To help deal with the Depression here are some Suggestions for Reducing or Controlling Stress:
Be Realistic, If you feel overwhelmed by some activities, learn to say NO!
Shed the "superman/woman" urge. No one is perfect, so don't expect perfection from yourself or others.
Meditate for ten to twenty minutes.
Visualize how you can manage the stressful situation more successfully.
Take one thing at a time. Prioritize your tasks and tackle each one separately.
Find a inexpensive hobby that will give you a break from your worries.
Live a healthy lifestyle with good nutrition, adequate rest, regular exercise, limited caffeine and alcohol, and balanced work and play.
Share your feelings with family and friends. Don't try to cope alone. Join a support group if this helps also.
Give in occasionally. Be flexible.
Go easy with criticism. You may be expecting too much.
If you are having difficulties dealing with your debt depression-- don’t wait until you have a nervous breakdown to do something about it.
Get help now!
What is a nervous breakdown?
According to the Mayo Clinic, "nervous breakdown" is not a medical term, but a phrase the public often uses to characterize a wide range of mental illnesses. Generally, it's meant to describe someone suffering from severe depression. Stress, drug and alcohol use and coexisting medical conditions -- such as thyroid disorders and some vitamin deficiencies -- as well as genetics can all be contributing factors to mental illness.
Read this article below –don’t let it happen to you
Woman reported psychological issues
Hospital released her before killings
October 25, 2007
BY CHRISTY ARBOSCELLO
FREE PRESS STAFF WRITER
A 61-year-old Sterling Heights woman thought she was experiencing what she called a "nervous breakdown" hours before she repeatedly slammed her 87-year-old mother's head on the garage floor and then took her own life, police said Wednesday.
A coworker of the daughter, Lois Radlick, found the bodies Monday in the garage on Tericrest Drive -- across the street and a few doors down from the scene of another murder-suicide three years ago.
Radlick had not shown up for work Oct. 17, the day she called police and told the officers who visited that she was having psychological problems.
"She voiced concerns about her own well-being -- that she might be having a nervous breakdown," Lt. Michael Reese said.
Fearing that she was suicidal, officers transported her to HenryFordMacombHospital.
"From what I understand, she must have been seen by a physician and was released" that day, Reese said.
She later killed her mother, Elsie Coryell, and then committed suicide by carbon monoxide poisoning exuded from a car and motorcycle in the garage, police said.
Radlick lived alone with her mother who didn't have any known health problems. The women had troubles in their relationship, police said.
"The daughter thought the mother was basically controlling her life," said Reese, speaking about some reported financial troubles.
Suzanne Schut, of Henry Ford Macomb, said she couldn't comment specifically on a patient's treatment.
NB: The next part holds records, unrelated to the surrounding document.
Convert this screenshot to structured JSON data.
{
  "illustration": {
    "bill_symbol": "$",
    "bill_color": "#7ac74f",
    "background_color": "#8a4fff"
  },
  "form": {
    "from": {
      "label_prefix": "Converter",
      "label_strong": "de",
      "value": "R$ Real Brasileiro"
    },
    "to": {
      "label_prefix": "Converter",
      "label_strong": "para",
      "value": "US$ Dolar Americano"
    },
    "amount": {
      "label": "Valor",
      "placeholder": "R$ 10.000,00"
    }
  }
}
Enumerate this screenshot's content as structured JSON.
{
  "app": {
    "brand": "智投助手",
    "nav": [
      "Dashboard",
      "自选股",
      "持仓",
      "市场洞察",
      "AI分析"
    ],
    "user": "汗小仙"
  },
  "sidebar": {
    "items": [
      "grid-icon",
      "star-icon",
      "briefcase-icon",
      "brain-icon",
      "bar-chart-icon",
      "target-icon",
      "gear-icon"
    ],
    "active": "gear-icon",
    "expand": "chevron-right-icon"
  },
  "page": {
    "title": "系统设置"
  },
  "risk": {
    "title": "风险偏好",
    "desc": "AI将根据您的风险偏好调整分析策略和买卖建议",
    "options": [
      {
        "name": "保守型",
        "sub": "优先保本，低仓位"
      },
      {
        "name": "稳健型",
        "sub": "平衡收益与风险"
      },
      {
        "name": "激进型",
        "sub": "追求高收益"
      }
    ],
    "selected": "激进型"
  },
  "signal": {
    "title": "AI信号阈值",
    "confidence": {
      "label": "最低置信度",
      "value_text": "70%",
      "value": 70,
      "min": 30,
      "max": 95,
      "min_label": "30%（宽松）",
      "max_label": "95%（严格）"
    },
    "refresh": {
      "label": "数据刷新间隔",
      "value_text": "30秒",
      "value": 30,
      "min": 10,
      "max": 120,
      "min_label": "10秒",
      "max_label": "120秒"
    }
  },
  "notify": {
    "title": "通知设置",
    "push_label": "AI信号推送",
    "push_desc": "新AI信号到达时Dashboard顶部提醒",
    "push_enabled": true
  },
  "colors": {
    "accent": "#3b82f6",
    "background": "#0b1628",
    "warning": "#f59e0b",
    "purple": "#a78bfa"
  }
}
Patients brought to the Mt.Clemens campus for psychological treatment are evaluated by a doctor and referred to either the in-patient or outpatient program, she said.